Which lines of the data below hold "window"? Copy each of them.

= Records for this task =
* * *

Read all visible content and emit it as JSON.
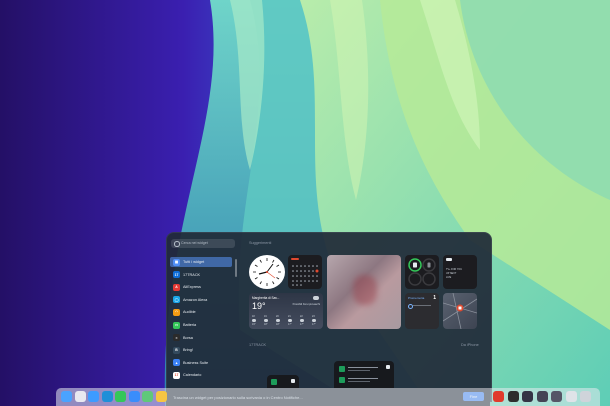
{
  "colors": {
    "accent": "#3b82f6",
    "panel_bg": "#202a38",
    "wall_left": "#2a1473",
    "wall_teal": "#7cd3c0",
    "wall_green": "#a9e38c"
  },
  "gallery": {
    "search": {
      "placeholder": "Cerca nei widget"
    },
    "sidebar": {
      "items": [
        {
          "label": "Tutti i widget",
          "icon": "grid-icon",
          "color": "#4f8ef7",
          "glyph": "▦",
          "selected": true
        },
        {
          "label": "17TRACK",
          "icon": "17track-icon",
          "color": "#0f6dd8",
          "glyph": "17"
        },
        {
          "label": "AliExpress",
          "icon": "aliexpress-icon",
          "color": "#e53935",
          "glyph": "A"
        },
        {
          "label": "Amazon Alexa",
          "icon": "alexa-icon",
          "color": "#19a6e8",
          "glyph": "◯"
        },
        {
          "label": "Audible",
          "icon": "audible-icon",
          "color": "#f39c12",
          "glyph": "◠"
        },
        {
          "label": "Batteria",
          "icon": "battery-icon",
          "color": "#34c759",
          "glyph": "▭"
        },
        {
          "label": "Borsa",
          "icon": "stocks-icon",
          "color": "#2b2b2b",
          "glyph": "≈"
        },
        {
          "label": "Bring!",
          "icon": "bring-icon",
          "color": "#334a5e",
          "glyph": "B"
        },
        {
          "label": "Business Suite",
          "icon": "business-suite-icon",
          "color": "#3b82f6",
          "glyph": "▲"
        },
        {
          "label": "Calendario",
          "icon": "calendar-icon",
          "color": "#ffffff",
          "glyph": "17"
        }
      ]
    },
    "sections": {
      "suggestions": "Suggerimenti",
      "track": "17TRACK",
      "iphone": "Da iPhone"
    },
    "weather": {
      "city": "Margherita di Sav...",
      "temp": "19°",
      "forecast": "Possibili brevi piovaschi",
      "hours": [
        "18",
        "19",
        "20",
        "21",
        "22",
        "23"
      ],
      "temps": [
        "19°",
        "18°",
        "18°",
        "17°",
        "17°",
        "17°"
      ]
    },
    "tv_widget": {
      "line1": "TV+ FOR YOU",
      "line2": "UP NEXT",
      "line3": "LIVE"
    },
    "reminders": {
      "title": "Promemoria",
      "count": "1"
    },
    "drag_hint": "Trascina un widget per posizionarlo sulla scrivania o in Centro Notifiche...",
    "done_label": "Fine"
  },
  "dock": {
    "apps": [
      {
        "name": "finder-icon",
        "color": "#4aa3ff"
      },
      {
        "name": "launchpad-icon",
        "color": "#e8e8f0"
      },
      {
        "name": "safari-icon",
        "color": "#3d9bff"
      },
      {
        "name": "edge-icon",
        "color": "#1f8fd8"
      },
      {
        "name": "messages-icon",
        "color": "#34c759"
      },
      {
        "name": "mail-icon",
        "color": "#3a8dfb"
      },
      {
        "name": "maps-icon",
        "color": "#5fc87a"
      },
      {
        "name": "photos-icon",
        "color": "#f6c542"
      }
    ],
    "right_apps": [
      {
        "name": "app-red-icon",
        "color": "#e03a2c"
      },
      {
        "name": "app-dark-icon",
        "color": "#2d2d2d"
      },
      {
        "name": "window-thumb-1-icon",
        "color": "#334"
      },
      {
        "name": "window-thumb-2-icon",
        "color": "#445"
      },
      {
        "name": "window-thumb-3-icon",
        "color": "#556"
      },
      {
        "name": "window-thumb-4-icon",
        "color": "#dfe3e8"
      },
      {
        "name": "trash-icon",
        "color": "#cfd4da"
      }
    ]
  }
}
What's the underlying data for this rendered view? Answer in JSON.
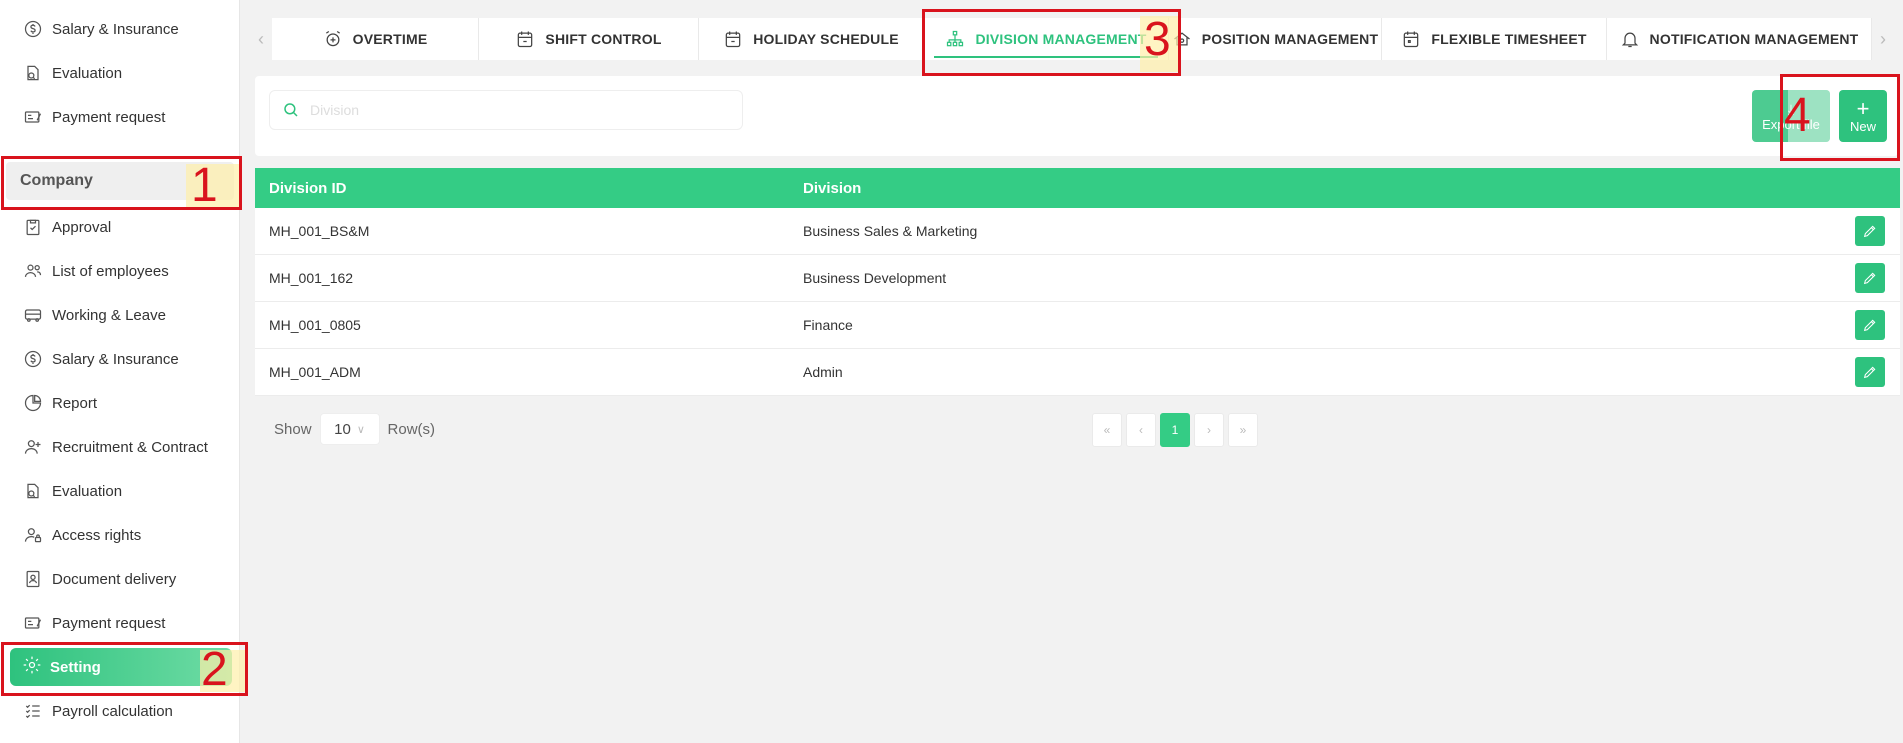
{
  "sidebar": {
    "items_top": [
      {
        "label": "Salary & Insurance",
        "icon": "dollar-circle-icon"
      },
      {
        "label": "Evaluation",
        "icon": "evaluation-icon"
      },
      {
        "label": "Payment request",
        "icon": "payment-icon"
      }
    ],
    "section": "Company",
    "items": [
      {
        "label": "Approval",
        "icon": "clipboard-check-icon"
      },
      {
        "label": "List of employees",
        "icon": "users-icon"
      },
      {
        "label": "Working & Leave",
        "icon": "bus-icon"
      },
      {
        "label": "Salary & Insurance",
        "icon": "dollar-circle-icon"
      },
      {
        "label": "Report",
        "icon": "pie-chart-icon"
      },
      {
        "label": "Recruitment & Contract",
        "icon": "user-plus-icon"
      },
      {
        "label": "Evaluation",
        "icon": "evaluation-icon"
      },
      {
        "label": "Access rights",
        "icon": "user-lock-icon"
      },
      {
        "label": "Document delivery",
        "icon": "id-card-icon"
      },
      {
        "label": "Payment request",
        "icon": "payment-icon"
      }
    ],
    "active": "Setting",
    "after": {
      "label": "Payroll calculation",
      "icon": "checklist-icon"
    }
  },
  "tabs": [
    {
      "label": "OVERTIME",
      "icon": "alarm-plus-icon"
    },
    {
      "label": "SHIFT CONTROL",
      "icon": "calendar-icon"
    },
    {
      "label": "HOLIDAY SCHEDULE",
      "icon": "calendar-icon"
    },
    {
      "label": "DIVISION MANAGEMENT",
      "icon": "org-chart-icon",
      "active": true
    },
    {
      "label": "POSITION MANAGEMENT",
      "icon": "position-icon"
    },
    {
      "label": "FLEXIBLE TIMESHEET",
      "icon": "calendar-icon"
    },
    {
      "label": "NOTIFICATION MANAGEMENT",
      "icon": "bell-icon"
    }
  ],
  "toolbar": {
    "search_placeholder": "Division",
    "export_label": "Export file",
    "new_label": "New",
    "new_symbol": "+"
  },
  "table": {
    "headers": [
      "Division ID",
      "Division"
    ],
    "rows": [
      {
        "id": "MH_001_BS&M",
        "division": "Business Sales & Marketing"
      },
      {
        "id": "MH_001_162",
        "division": "Business Development"
      },
      {
        "id": "MH_001_0805",
        "division": "Finance"
      },
      {
        "id": "MH_001_ADM",
        "division": "Admin"
      }
    ]
  },
  "footer": {
    "show_label": "Show",
    "rows_value": "10",
    "rows_label": "Row(s)",
    "pager": {
      "first": "«",
      "prev": "‹",
      "current": "1",
      "next": "›",
      "last": "»"
    }
  },
  "annotations": [
    "1",
    "2",
    "3",
    "4"
  ],
  "colors": {
    "accent": "#2ec27e",
    "header": "#34cc85",
    "annotation": "#d9131d"
  }
}
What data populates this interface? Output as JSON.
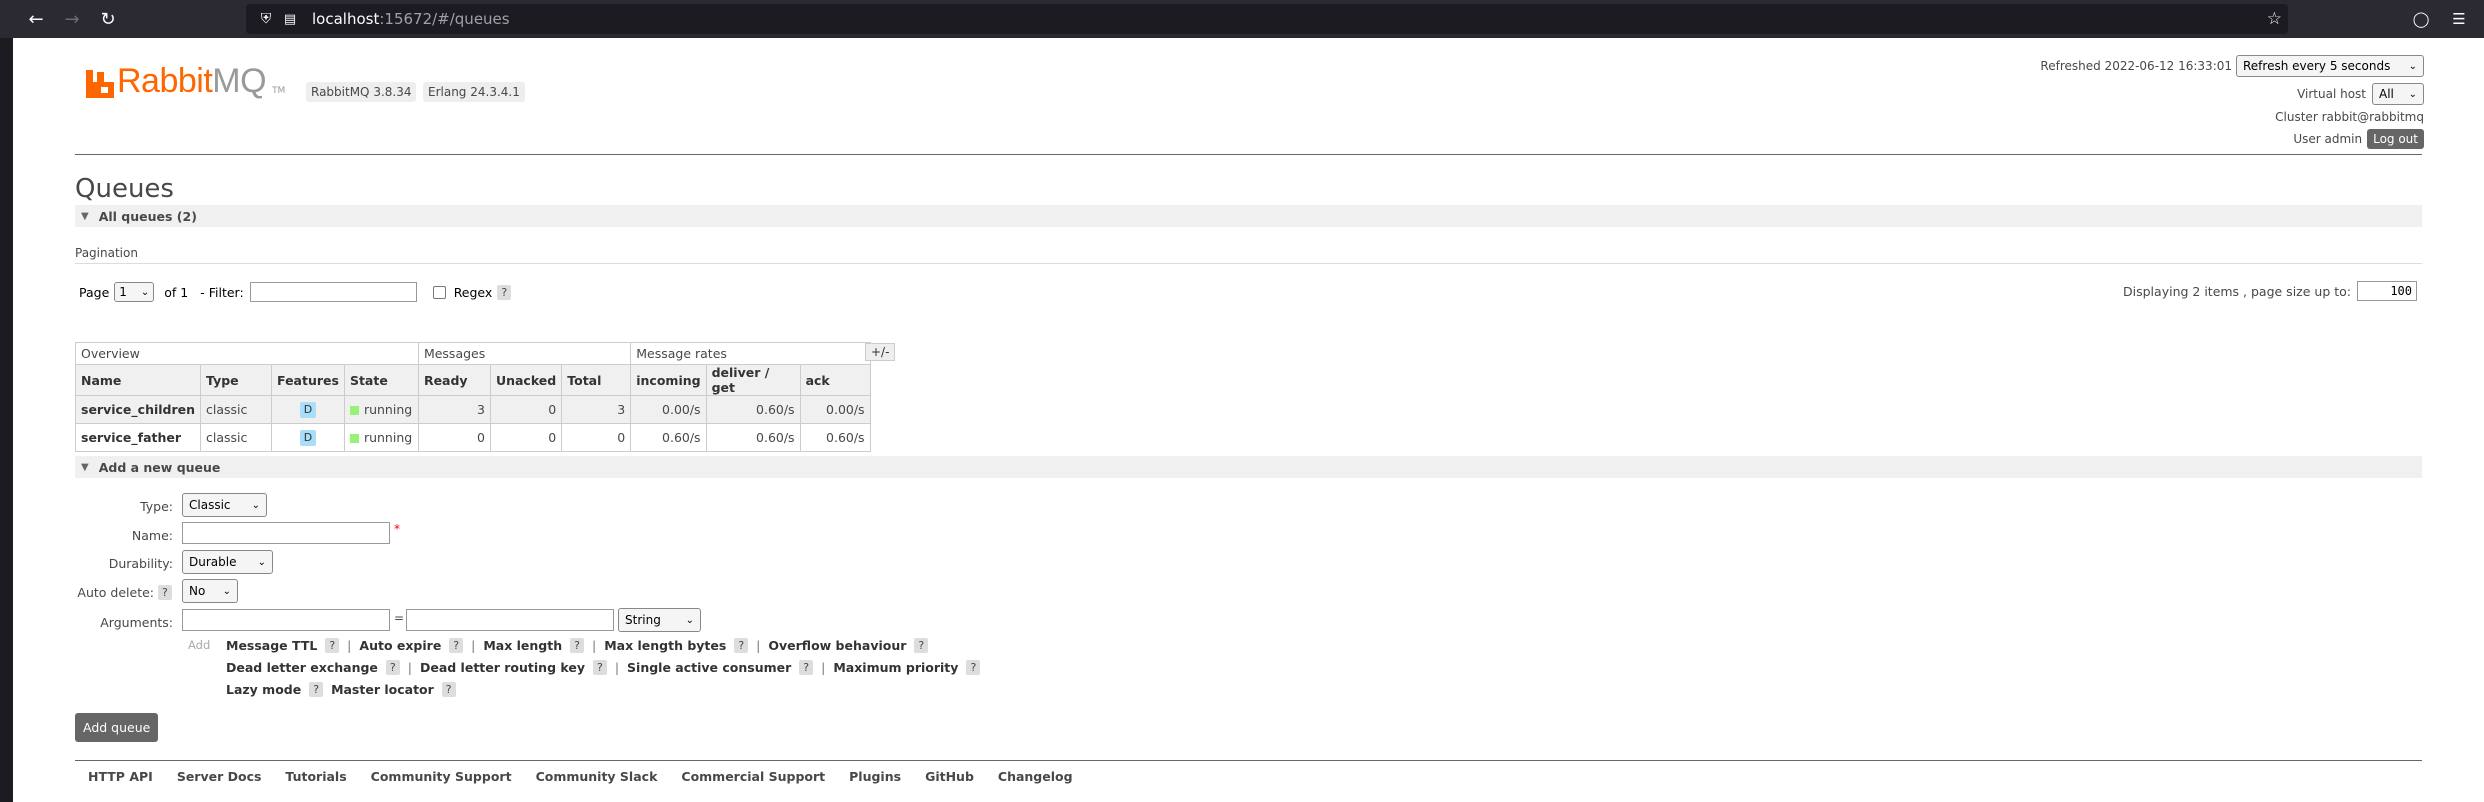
{
  "browser": {
    "url_host": "localhost",
    "url_rest": ":15672/#/queues"
  },
  "header": {
    "logo_rabbit": "Rabbit",
    "logo_mq": "MQ",
    "logo_tm": "TM",
    "rabbitmq_version": "RabbitMQ 3.8.34",
    "erlang_version": "Erlang 24.3.4.1",
    "refreshed_label": "Refreshed 2022-06-12 16:33:01",
    "refresh_select": "Refresh every 5 seconds",
    "vhost_label": "Virtual host",
    "vhost_select": "All",
    "cluster_label": "Cluster rabbit@rabbitmq",
    "user_label": "User admin",
    "logout_label": "Log out"
  },
  "page_title": "Queues",
  "all_queues_label": "All queues (2)",
  "pagination": {
    "section_label": "Pagination",
    "page_label": "Page",
    "page_select": "1",
    "of_label": "of 1",
    "filter_label": "- Filter:",
    "regex_label": "Regex",
    "help": "?",
    "display_label": "Displaying 2 items , page size up to:",
    "page_size": "100"
  },
  "table": {
    "groups": [
      "Overview",
      "Messages",
      "Message rates"
    ],
    "toggle": "+/-",
    "columns": [
      "Name",
      "Type",
      "Features",
      "State",
      "Ready",
      "Unacked",
      "Total",
      "incoming",
      "deliver / get",
      "ack"
    ],
    "rows": [
      {
        "name": "service_children",
        "type": "classic",
        "feature": "D",
        "state": "running",
        "ready": "3",
        "unacked": "0",
        "total": "3",
        "incoming": "0.00/s",
        "deliver": "0.60/s",
        "ack": "0.00/s"
      },
      {
        "name": "service_father",
        "type": "classic",
        "feature": "D",
        "state": "running",
        "ready": "0",
        "unacked": "0",
        "total": "0",
        "incoming": "0.60/s",
        "deliver": "0.60/s",
        "ack": "0.60/s"
      }
    ]
  },
  "add_queue": {
    "section_label": "Add a new queue",
    "type_label": "Type:",
    "type_value": "Classic",
    "name_label": "Name:",
    "required_mark": "*",
    "durability_label": "Durability:",
    "durability_value": "Durable",
    "auto_delete_label": "Auto delete:",
    "auto_delete_value": "No",
    "arguments_label": "Arguments:",
    "equals": "=",
    "arg_type_value": "String",
    "add_label": "Add",
    "arg_links_row1": [
      "Message TTL",
      "Auto expire",
      "Max length",
      "Max length bytes",
      "Overflow behaviour"
    ],
    "arg_links_row2": [
      "Dead letter exchange",
      "Dead letter routing key",
      "Single active consumer",
      "Maximum priority"
    ],
    "arg_links_row3": [
      "Lazy mode",
      "Master locator"
    ],
    "separator": "|",
    "submit_label": "Add queue"
  },
  "footer": [
    "HTTP API",
    "Server Docs",
    "Tutorials",
    "Community Support",
    "Community Slack",
    "Commercial Support",
    "Plugins",
    "GitHub",
    "Changelog"
  ]
}
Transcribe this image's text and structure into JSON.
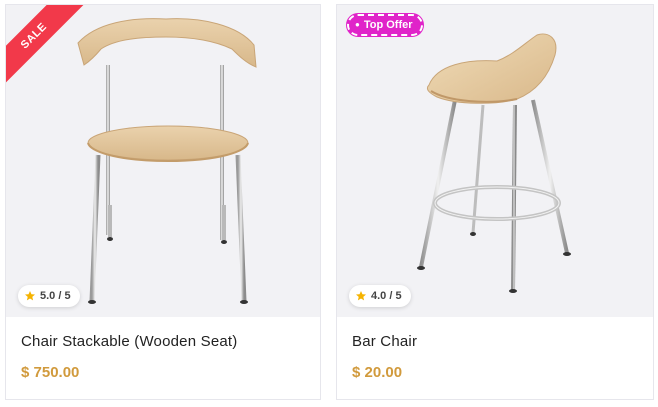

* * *

= Task answer =
        "name": "window-thumb-1-icon",
        "name": "window-thumb-2-icon",
        "name": "window-thumb-3-icon",
        "name": "window-thumb-4-icon",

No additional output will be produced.